4. Toynbee Maneuver
This effective technique is a combination of the Valsalva maneuver and swallowing.
Here, you try to change the pressure within the middle ear by swallowing or gently blowing, while your nose is pinched closed and your mouth is tightly shut.
- Take a sip of water in your mouth.
- Pinch your nostrils closed with your fingers.
- Swallow the water you have in your mouth.
- You will soon hear the popping sound.
The Valsalva maneuver is effective for some people, while the Toynbee maneuver works better for others. So, try both methods to determine which works best for you.
5. Chewing Gum
To overcome a sudden change in air pressure that causes the ears to become clogged, try chewing gum.
This process of chewing will open up your Eustachian tubes, relieving the excess pressure in the ears and ultimately opening up clogged ears.

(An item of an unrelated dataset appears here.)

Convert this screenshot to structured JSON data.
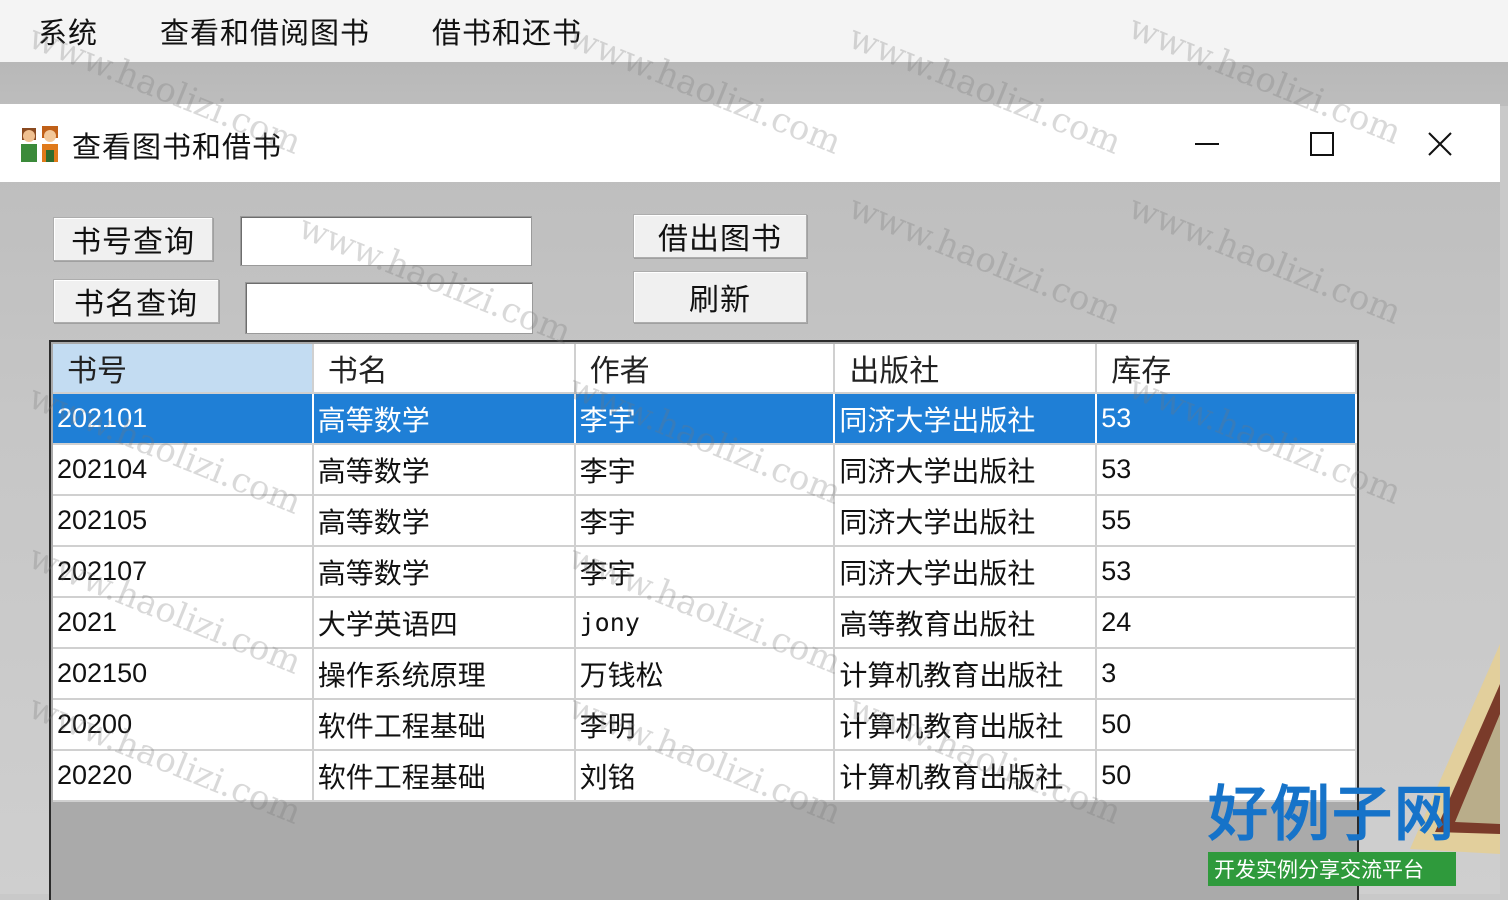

This is why it is highly recommended to keep chewing gum handy when travelling by air.
6. Warm Compress
Applying a warm washcloth against the affected ear is also effective at opening the Eustachian tubes to equalize air pressure in the ears. It also helps eliminate congestion, one of the key reasons behind blocked ears.
The heat from a warm compress will also help ease any pain.
- Soak a washcloth in warm water, wring out the excess water and hold it over the affected ear for 5 minutes.
- Alternatively, wrap a hot water bottle in a thin towel and apply it to the clogged ear for 5 minutes.
7. Steam Inhalation
Steam inhalation is another effective method, but only when you have clogged ears due to a cold, the flu or allergies. Steam helps loosen the mucus, which in turn provides quick relief from clogged ears.
- Pour hot water into a large bowl.
- Optionally, add a few drops of lavender essential oil to it.
- Cover your head with a towel to prevent the steam from escaping.
- Inhale the steam slowly until the clogged ear pops.
Instead of steam inhalation, taking a hot shower for about 10 minutes will have the same result.
8. Nasal Decongestants
Sometimes, all you need to do is unclog your nasal passageways to deal with clogged ears.
You can get an over-the-counter nasal decongestant and use it according to the directions on the package. You can use a pediatric-strength nasal decongestant to help open your Eustachian tubes without the side effects of a stronger dose of medication.
You can also use it as a preventive measure for plugged ears that occur due to flying in an airplane. Use the nasal decongestant about ½ to 1 hour before takeoff and landing.
Caution: Do not take decongestants before or during diving.
- No matter which technique you try, be gentle so you don’t accidentally damage your inner ears.
- During a plane flight, you can also use filtered earplugs to gradually equalize the pressure as you gain elevation or descend. Don’t sleep during takeoffs and landings, so that you can use the above mentioned techniques when you feel pressure in your ears.
- Avoid flying when you have a cold or other congestion.
- If you use over-the-counter or prescription medications to unclog your ears, avoid prolonged use of the medication.
- Avoid driving to or from high altitudes when you have a respiratory infection, as it can be dangerous.
- If you hear funny crackling noises coming from your ear, see a doctor to rule out the possibility of a serious ear problem.